- _Assigned task_
The answer must consist of every line below that contains the word "JSON".

Available data: Begin

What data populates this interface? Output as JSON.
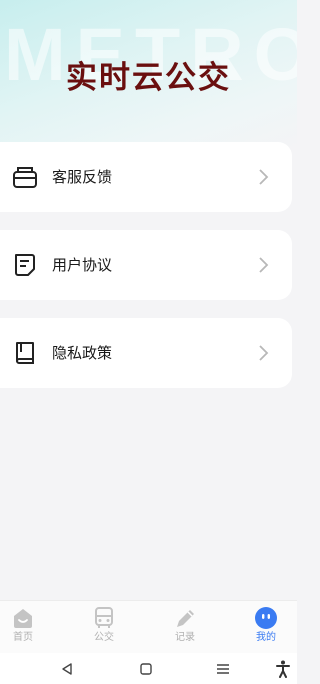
{
  "header": {
    "watermark": "METRO",
    "title": "实时云公交"
  },
  "menu": [
    {
      "label": "客服反馈",
      "icon": "customer-service-icon"
    },
    {
      "label": "用户协议",
      "icon": "agreement-document-icon"
    },
    {
      "label": "隐私政策",
      "icon": "privacy-book-icon"
    }
  ],
  "tabs": [
    {
      "label": "首页",
      "icon": "home-icon",
      "active": false
    },
    {
      "label": "公交",
      "icon": "bus-icon",
      "active": false
    },
    {
      "label": "记录",
      "icon": "pencil-icon",
      "active": false
    },
    {
      "label": "我的",
      "icon": "profile-face-icon",
      "active": true
    }
  ],
  "system_nav": {
    "icons": [
      "back-icon",
      "home-square-icon",
      "recents-menu-icon",
      "accessibility-icon"
    ]
  },
  "colors": {
    "title": "#6a0f0f",
    "accent": "#3a7bf2",
    "tab_inactive": "#b0b0b0",
    "background": "#f4f4f6",
    "card": "#ffffff"
  }
}
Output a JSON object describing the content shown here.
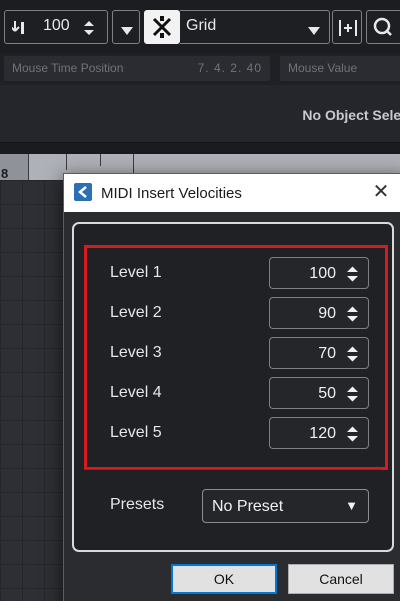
{
  "toolbar": {
    "velocity_value": "100",
    "snap_mode": "Grid"
  },
  "infoline": {
    "mouse_time_label": "Mouse Time Position",
    "mouse_time_value": "7. 4. 2. 40",
    "mouse_value_label": "Mouse Value"
  },
  "inspector": {
    "no_object_text": "No Object Selected"
  },
  "ruler": {
    "bar_label": "8"
  },
  "dialog": {
    "title": "MIDI Insert Velocities",
    "close_symbol": "✕",
    "levels": [
      {
        "label": "Level 1",
        "value": "100"
      },
      {
        "label": "Level 2",
        "value": "90"
      },
      {
        "label": "Level 3",
        "value": "70"
      },
      {
        "label": "Level 4",
        "value": "50"
      },
      {
        "label": "Level 5",
        "value": "120"
      }
    ],
    "presets_label": "Presets",
    "preset_value": "No Preset",
    "ok_label": "OK",
    "cancel_label": "Cancel"
  },
  "colors": {
    "highlight_border": "#d71a20",
    "ok_focus": "#0078d7",
    "title_icon": "#2b6fb5"
  }
}
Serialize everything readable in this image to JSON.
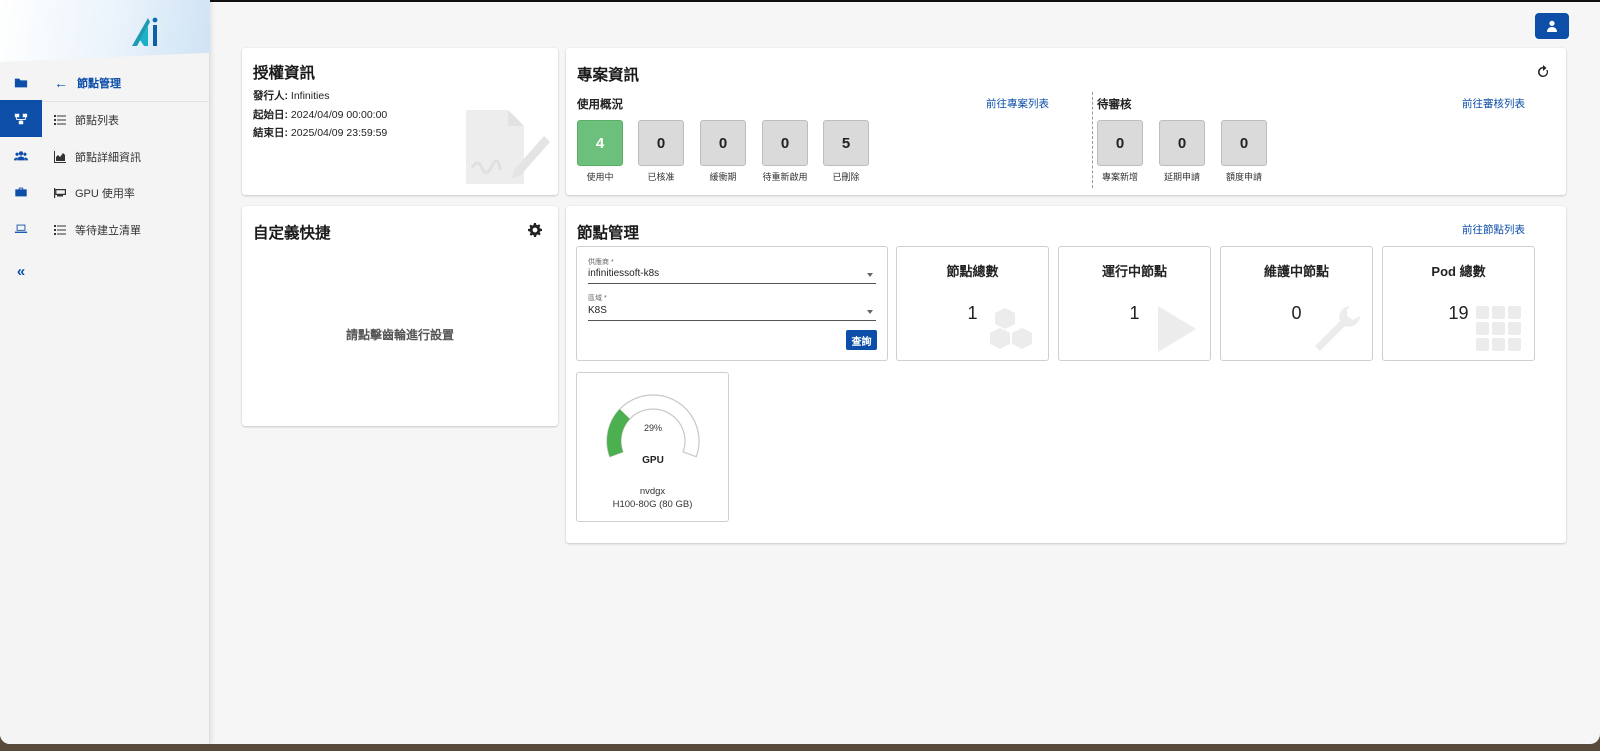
{
  "sidebar": {
    "header": "節點管理",
    "items": [
      {
        "label": "節點列表",
        "icon": "list-icon"
      },
      {
        "label": "節點詳細資訊",
        "icon": "chart-icon"
      },
      {
        "label": "GPU 使用率",
        "icon": "gpu-icon"
      },
      {
        "label": "等待建立清單",
        "icon": "list-icon"
      }
    ],
    "collapse": "«"
  },
  "license": {
    "title": "授權資訊",
    "issuer_label": "發行人:",
    "issuer": "Infinities",
    "start_label": "起始日:",
    "start": "2024/04/09 00:00:00",
    "end_label": "結束日:",
    "end": "2025/04/09 23:59:59"
  },
  "project": {
    "title": "專案資訊",
    "usage_title": "使用概況",
    "usage_link": "前往專案列表",
    "usage_stats": [
      {
        "value": "4",
        "label": "使用中"
      },
      {
        "value": "0",
        "label": "已核准"
      },
      {
        "value": "0",
        "label": "緩衝期"
      },
      {
        "value": "0",
        "label": "待重新啟用"
      },
      {
        "value": "5",
        "label": "已刪除"
      }
    ],
    "pending_title": "待審核",
    "pending_link": "前往審核列表",
    "pending_stats": [
      {
        "value": "0",
        "label": "專案新增"
      },
      {
        "value": "0",
        "label": "延期申請"
      },
      {
        "value": "0",
        "label": "額度申請"
      }
    ]
  },
  "shortcuts": {
    "title": "自定義快捷",
    "message": "請點擊齒輪進行設置"
  },
  "nodes": {
    "title": "節點管理",
    "link": "前往節點列表",
    "provider_label": "供應商 *",
    "provider_value": "infinitiessoft-k8s",
    "region_label": "區域 *",
    "region_value": "K8S",
    "query_button": "查詢",
    "stats": [
      {
        "title": "節點總數",
        "value": "1",
        "icon": "cubes-icon"
      },
      {
        "title": "運行中節點",
        "value": "1",
        "icon": "play-icon"
      },
      {
        "title": "維護中節點",
        "value": "0",
        "icon": "wrench-icon"
      },
      {
        "title": "Pod 總數",
        "value": "19",
        "icon": "grid-icon"
      }
    ],
    "gpu": {
      "percent_label": "29%",
      "percent": 29,
      "label": "GPU",
      "host": "nvdgx",
      "model": "H100-80G (80 GB)"
    }
  },
  "colors": {
    "accent": "#0d4fa8",
    "active_green": "#6cc07b",
    "gauge_green": "#4caf50"
  }
}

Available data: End

- _Response_
What data populates this interface? Output as JSON.
Output a JSON object describing the content shown here.
Serialize everything readable in this image to JSON.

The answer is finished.